(Updates with report’s release, adds details)
By Karolos Grohmann
BERLIN (Reuters) – A report on doping in German sport since the 1950s, kept under wraps for months, was released on Monday and highlighted details of systematic use of banned substances over decades.
The report describes West Germany as organising and experimenting with doping in sports since the 1950s, much like its East German neighbour, using sports politics and medicine to support the research.
It also raises questions about whether some German footballers “towards the end” of the 1966 World Cup in England were clean as, citing a FIFA document from the same year, three players showed traces of ephedrine. Ephedrine is used as a decongestant but also as a stimulant.
The report says: “The until now unknown letter from FIFA official Dr Mihailo Andrejevic informs the president of the German athletics federation, Dr Max Danz, that in doping tests conducted by FIFA at the end of the 1966 World Cup, three players of the German team had ‘slight traces’ of ephedrine.”
FIFA said last year, when the issue surfaced, that it had no knowledge of the letter.
Commissioned by the Federal Institute and prepared by Berlin’s Humboldt University and the University of Muenster, the report into German doping says athletes of many sports were knowingly given performance-enhancing substances.
“The Interior Ministry has a strong interest in a complete clarification and assessment of the history of doping,” ministry spokesman Philipp Spauschus told a news conference shortly before the report was made public.
“The Federal Institute for Sport Sciences will today publish the researchers’ final report… on its website and then the Federal Institute for Sport Sciences will do a specialist assessment and then there will also be a political assessment.”
The report was completed in April but its content had previously not been officially made public.
The report says that by the 1970s at the latest, West Germany was actively involved in experimenting with performance-enhancing drugs such as anabolic steroids, testosterone, amphetamines and EPO, financed by taxpayers’ money.
Any substances seen as boosting performances were then deployed in many sports, it said.
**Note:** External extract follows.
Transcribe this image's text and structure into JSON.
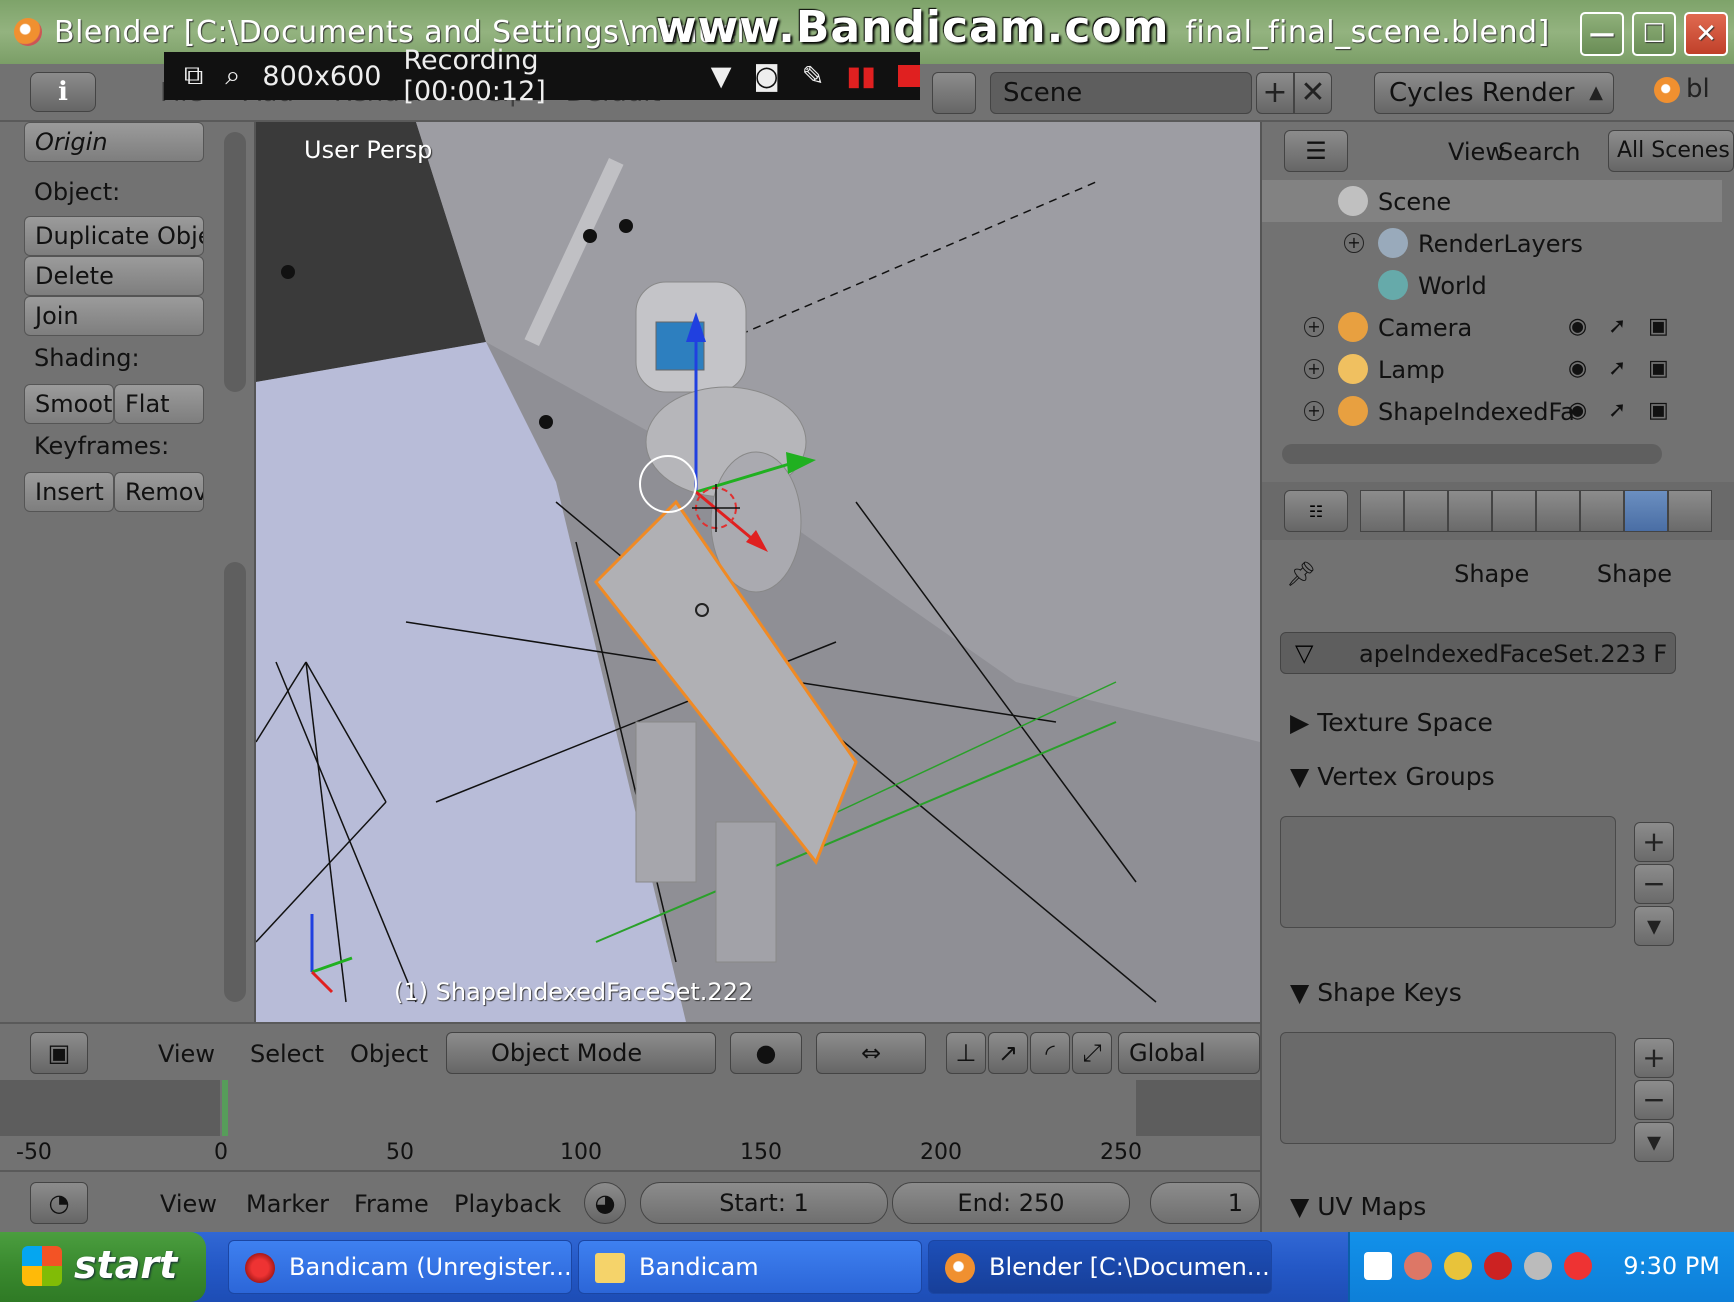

A controversial injection distributed widely to West German athletes during the 1976 Olympic Games provided the first modern German doping affair.
‘FIGHTER PILOT CHOCOLATE’
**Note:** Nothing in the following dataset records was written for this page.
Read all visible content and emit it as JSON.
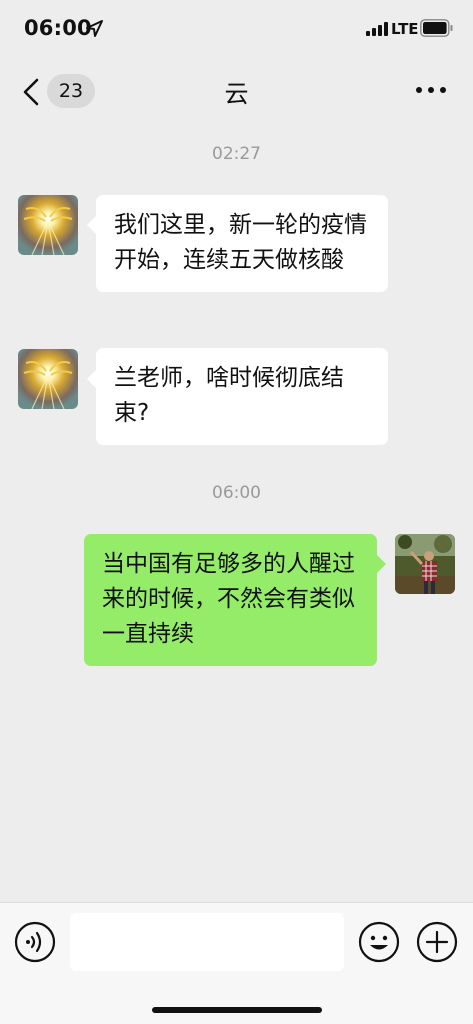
{
  "status_bar": {
    "time": "06:00",
    "network": "LTE",
    "icons": [
      "location-arrow-icon",
      "signal-bars-icon",
      "battery-icon"
    ]
  },
  "nav": {
    "back_icon": "chevron-left-icon",
    "unread_count": "23",
    "title": "云",
    "more_icon": "ellipsis-icon"
  },
  "messages": [
    {
      "type": "timestamp",
      "text": "02:27"
    },
    {
      "type": "incoming",
      "avatar": "golden-light-avatar",
      "text": "我们这里，新一轮的疫情开始，连续五天做核酸"
    },
    {
      "type": "incoming",
      "avatar": "golden-light-avatar",
      "text": "兰老师，啥时候彻底结束?"
    },
    {
      "type": "timestamp",
      "text": "06:00"
    },
    {
      "type": "outgoing",
      "avatar": "user-photo-avatar",
      "text": "当中国有足够多的人醒过来的时候，不然会有类似一直持续"
    }
  ],
  "input_bar": {
    "voice_icon": "voice-icon",
    "input_value": "",
    "emoji_icon": "emoji-icon",
    "plus_icon": "plus-icon"
  },
  "colors": {
    "background": "#ededed",
    "incoming_bubble": "#ffffff",
    "outgoing_bubble": "#95ec69",
    "timestamp_text": "#9a9a9a"
  }
}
The report also said doping was not limited to one or two sports but many different athletes had used banned substances, with football players being given amphetamine, or “fighter pilot chocolate”, as early as 1949.
Before and even after the two nations reunified in 1990, East Germany was seen as a country that used state-run doping at the height of the Cold War to amplify its position in the world through its successes in sport.
West Germany, on the other hand, was never suspected of systematic state-backed doping but rather seen as a country with individual doping cases.
The report quotes a senior sports federation official in the early 1990s as saying: “Coaches always told me that if you don’t take anything then you will not become something. Anyone who became something was taking it (testosterone).”
Thomas Bach, president of the German Olympic Sports Confederation (DOSB), who is also running for the presidency of the International Olympic Committee, said on Monday: “This is a good day for the fight against doping.
“A commission will now evaluate the report and give recommendations with regard to the tasks as well as about the future improvements of the fight against doping.
“I am confident we can reach our goals to have full knowledge about the past and to learn the lessons for the future. This will strengthen our zero tolerance policy against doping.”
Spauschus said Germany takes the fight against doping seriously.
“Combating doping is, of course, primarily the sport industry’s responsibility, but the German government supports it to the extent that this falls within its responsibility and campaigns for clean sport that is free of manipulation and uses taxpayers’ money for this purpose,” he said.
“We support the national anti-doping agency, for example, and are providing it with around 3.5 million euros in 2013 alone.
“We certainly take the issue very seriously and the federal government primarily supports the fight against doping by providing financial means.”
(Reporting by Karolos Grohmann, additional reporting by Michelle Martin in Berlin; editing by Clare Fallon and Stephen Wood)